** Input **
"""
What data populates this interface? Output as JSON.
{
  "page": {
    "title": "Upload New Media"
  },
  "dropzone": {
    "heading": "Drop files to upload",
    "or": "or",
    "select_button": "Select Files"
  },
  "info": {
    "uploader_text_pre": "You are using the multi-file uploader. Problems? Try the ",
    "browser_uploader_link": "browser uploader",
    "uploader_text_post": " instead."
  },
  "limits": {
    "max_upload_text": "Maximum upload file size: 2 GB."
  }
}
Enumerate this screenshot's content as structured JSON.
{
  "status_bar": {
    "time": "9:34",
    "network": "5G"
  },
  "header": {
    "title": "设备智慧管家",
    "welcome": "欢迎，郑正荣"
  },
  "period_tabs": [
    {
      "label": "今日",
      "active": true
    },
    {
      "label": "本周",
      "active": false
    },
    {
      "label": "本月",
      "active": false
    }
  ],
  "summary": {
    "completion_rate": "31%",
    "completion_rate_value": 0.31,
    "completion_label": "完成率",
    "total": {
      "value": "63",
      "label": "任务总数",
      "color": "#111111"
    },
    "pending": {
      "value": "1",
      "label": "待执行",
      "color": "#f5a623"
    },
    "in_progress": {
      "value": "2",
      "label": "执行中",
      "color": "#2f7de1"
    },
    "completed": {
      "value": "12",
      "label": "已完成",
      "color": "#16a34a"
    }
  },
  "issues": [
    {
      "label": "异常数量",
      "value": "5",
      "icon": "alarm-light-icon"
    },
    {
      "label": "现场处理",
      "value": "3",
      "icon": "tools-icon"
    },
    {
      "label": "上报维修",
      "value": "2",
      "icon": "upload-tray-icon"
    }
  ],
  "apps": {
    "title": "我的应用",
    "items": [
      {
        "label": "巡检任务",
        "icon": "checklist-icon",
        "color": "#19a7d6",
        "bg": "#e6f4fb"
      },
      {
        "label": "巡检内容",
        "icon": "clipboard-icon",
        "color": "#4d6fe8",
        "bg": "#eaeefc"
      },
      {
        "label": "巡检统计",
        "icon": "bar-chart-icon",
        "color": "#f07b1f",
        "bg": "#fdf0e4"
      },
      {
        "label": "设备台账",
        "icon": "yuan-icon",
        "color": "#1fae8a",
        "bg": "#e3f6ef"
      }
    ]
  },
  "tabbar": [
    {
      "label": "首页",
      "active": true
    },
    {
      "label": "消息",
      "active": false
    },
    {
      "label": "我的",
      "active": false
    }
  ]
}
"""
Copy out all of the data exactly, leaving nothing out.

** Your solution **
What data populates this interface? Output as JSON.
{
  "page": {
    "title": "Upload New Media"
  },
  "dropzone": {
    "heading": "Drop files to upload",
    "or": "or",
    "select_button": "Select Files"
  },
  "info": {
    "uploader_text_pre": "You are using the multi-file uploader. Problems? Try the ",
    "browser_uploader_link": "browser uploader",
    "uploader_text_post": " instead."
  },
  "limits": {
    "max_upload_text": "Maximum upload file size: 2 GB."
  }
}
Enumerate this screenshot's content as structured JSON.
{
  "status_bar": {
    "time": "9:34",
    "network": "5G"
  },
  "header": {
    "title": "设备智慧管家",
    "welcome": "欢迎，郑正荣"
  },
  "period_tabs": [
    {
      "label": "今日",
      "active": true
    },
    {
      "label": "本周",
      "active": false
    },
    {
      "label": "本月",
      "active": false
    }
  ],
  "summary": {
    "completion_rate": "31%",
    "completion_rate_value": 0.31,
    "completion_label": "完成率",
    "total": {
      "value": "63",
      "label": "任务总数",
      "color": "#111111"
    },
    "pending": {
      "value": "1",
      "label": "待执行",
      "color": "#f5a623"
    },
    "in_progress": {
      "value": "2",
      "label": "执行中",
      "color": "#2f7de1"
    },
    "completed": {
      "value": "12",
      "label": "已完成",
      "color": "#16a34a"
    }
  },
  "issues": [
    {
      "label": "异常数量",
      "value": "5",
      "icon": "alarm-light-icon"
    },
    {
      "label": "现场处理",
      "value": "3",
      "icon": "tools-icon"
    },
    {
      "label": "上报维修",
      "value": "2",
      "icon": "upload-tray-icon"
    }
  ],
  "apps": {
    "title": "我的应用",
    "items": [
      {
        "label": "巡检任务",
        "icon": "checklist-icon",
        "color": "#19a7d6",
        "bg": "#e6f4fb"
      },
      {
        "label": "巡检内容",
        "icon": "clipboard-icon",
        "color": "#4d6fe8",
        "bg": "#eaeefc"
      },
      {
        "label": "巡检统计",
        "icon": "bar-chart-icon",
        "color": "#f07b1f",
        "bg": "#fdf0e4"
      },
      {
        "label": "设备台账",
        "icon": "yuan-icon",
        "color": "#1fae8a",
        "bg": "#e3f6ef"
      }
    ]
  },
  "tabbar": [
    {
      "label": "首页",
      "active": true
    },
    {
      "label": "消息",
      "active": false
    },
    {
      "label": "我的",
      "active": false
    }
  ]
}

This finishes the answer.